# Dataset entries:
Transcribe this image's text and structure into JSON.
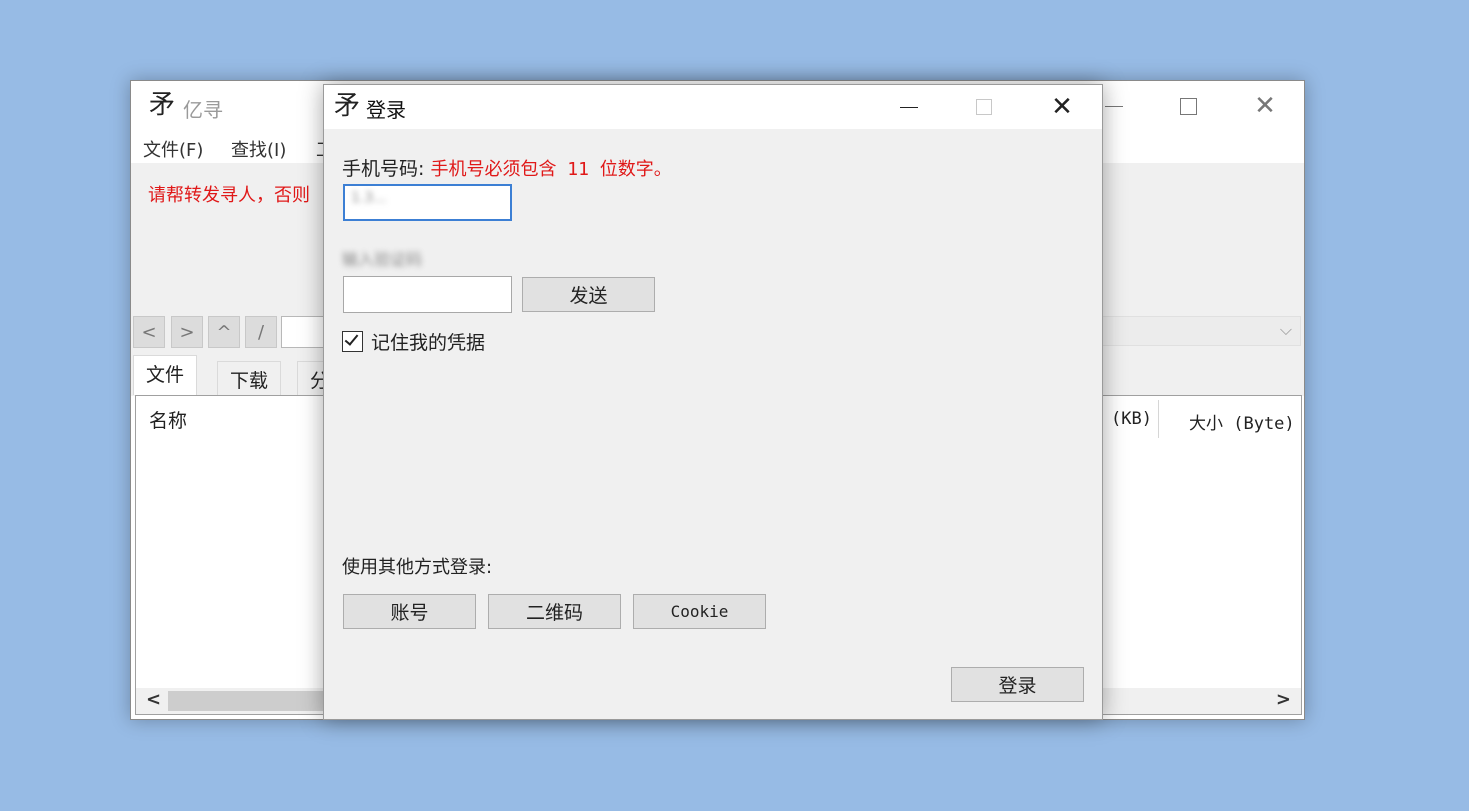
{
  "main_window": {
    "logo": "矛",
    "title": "亿寻",
    "menu": [
      "文件(F)",
      "查找(I)",
      "工"
    ],
    "notice": "请帮转发寻人，否则",
    "nav": {
      "back": "<",
      "forward": ">",
      "up": "^",
      "root": "/",
      "combo_arrow": "⌵"
    },
    "tabs": [
      "文件",
      "下载",
      "分"
    ],
    "columns": {
      "name": "名称",
      "size_kb": "(KB)",
      "size_byte": "大小 (Byte)"
    },
    "scroll_left": "<",
    "scroll_right": ">"
  },
  "dialog": {
    "logo": "矛",
    "title": "登录",
    "phone_label": "手机号码:",
    "phone_error": "手机号必须包含 11 位数字。",
    "phone_value": "1.3...",
    "code_label": "输入验证码",
    "code_value": "",
    "send_button": "发送",
    "remember_checked": true,
    "remember_label": "记住我的凭据",
    "other_methods_label": "使用其他方式登录:",
    "alt_buttons": [
      "账号",
      "二维码",
      "Cookie"
    ],
    "login_button": "登录"
  },
  "colors": {
    "desktop": "#97bbe5",
    "error_red": "#e01818",
    "focus_blue": "#3c7fd4"
  },
  "icons": [
    "app-logo-icon",
    "minimize-icon",
    "maximize-icon",
    "close-icon",
    "checkmark-icon"
  ]
}
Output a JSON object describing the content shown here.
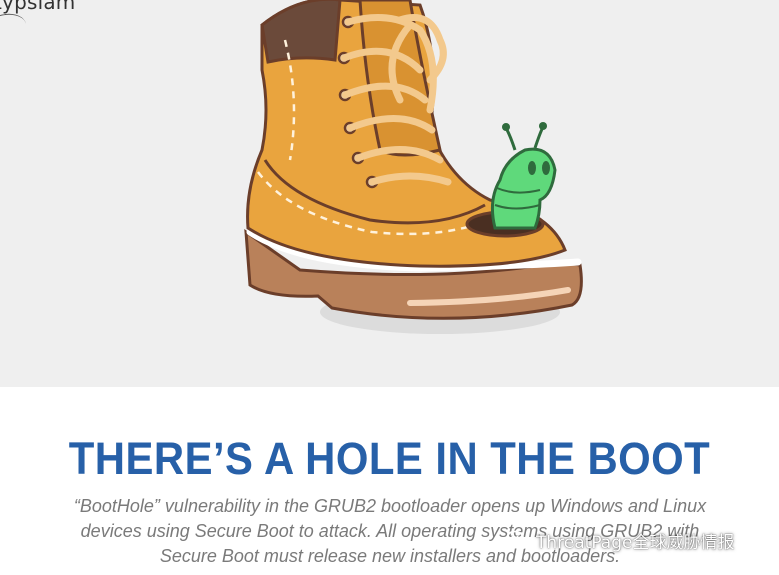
{
  "hero": {
    "brand_text": "typsiam",
    "image_alt": "Boot with a green worm peeking out of a hole"
  },
  "article": {
    "headline": "THERE’S A HOLE IN THE BOOT",
    "description": "“BootHole” vulnerability in the GRUB2 bootloader opens up Windows and Linux devices using Secure Boot to attack. All operating systems using GRUB2 with Secure Boot must release new installers and bootloaders."
  },
  "watermark": {
    "text": "ThreatPage全球威胁情报",
    "icon": "wechat-icon"
  },
  "colors": {
    "hero_bg": "#efefef",
    "headline": "#2760a8",
    "boot_leather": "#e9a43e",
    "boot_sole": "#b9815a",
    "worm": "#5fd97b"
  }
}
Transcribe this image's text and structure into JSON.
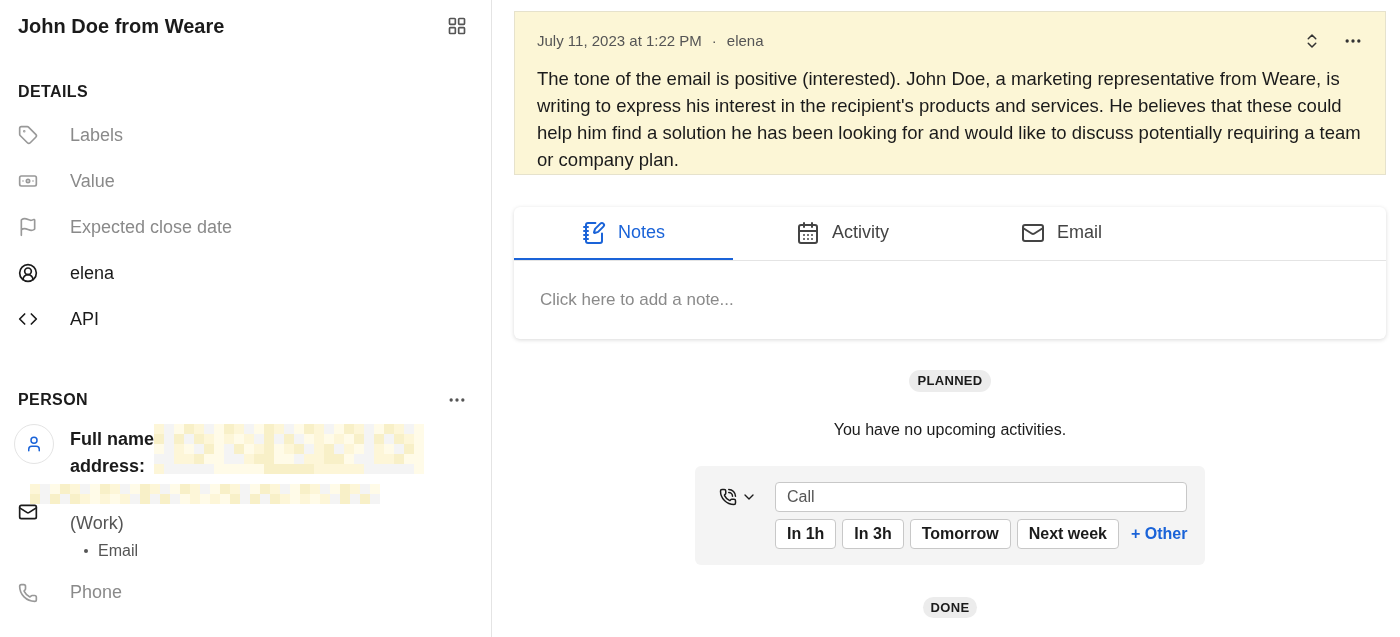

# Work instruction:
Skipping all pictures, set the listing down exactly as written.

# Solution for this problem:
Transcribe this image's text and structure into JSON.
{
  "main_window": {
    "logo": "矛",
    "title": "亿寻",
    "menu": [
      "文件(F)",
      "查找(I)",
      "工"
    ],
    "notice": "请帮转发寻人，否则",
    "nav": {
      "back": "<",
      "forward": ">",
      "up": "^",
      "root": "/",
      "combo_arrow": "⌵"
    },
    "tabs": [
      "文件",
      "下载",
      "分"
    ],
    "columns": {
      "name": "名称",
      "size_kb": "(KB)",
      "size_byte": "大小 (Byte)"
    },
    "scroll_left": "<",
    "scroll_right": ">"
  },
  "dialog": {
    "logo": "矛",
    "title": "登录",
    "phone_label": "手机号码:",
    "phone_error": "手机号必须包含 11 位数字。",
    "phone_value": "1.3...",
    "code_label": "输入验证码",
    "code_value": "",
    "send_button": "发送",
    "remember_checked": true,
    "remember_label": "记住我的凭据",
    "other_methods_label": "使用其他方式登录:",
    "alt_buttons": [
      "账号",
      "二维码",
      "Cookie"
    ],
    "login_button": "登录"
  },
  "colors": {
    "desktop": "#97bbe5",
    "error_red": "#e01818",
    "focus_blue": "#3c7fd4"
  },
  "icons": [
    "app-logo-icon",
    "minimize-icon",
    "maximize-icon",
    "close-icon",
    "checkmark-icon"
  ]
}
Output a JSON object describing the content shown here.
{
  "hero": {
    "brand_text": "typsiam",
    "image_alt": "Boot with a green worm peeking out of a hole"
  },
  "article": {
    "headline": "THERE’S A HOLE IN THE BOOT",
    "description": "“BootHole” vulnerability in the GRUB2 bootloader opens up Windows and Linux devices using Secure Boot to attack. All operating systems using GRUB2 with Secure Boot must release new installers and bootloaders."
  },
  "watermark": {
    "text": "ThreatPage全球威胁情报",
    "icon": "wechat-icon"
  },
  "colors": {
    "hero_bg": "#efefef",
    "headline": "#2760a8",
    "boot_leather": "#e9a43e",
    "boot_sole": "#b9815a",
    "worm": "#5fd97b"
  }
}
Transcribe this image's text and structure into JSON.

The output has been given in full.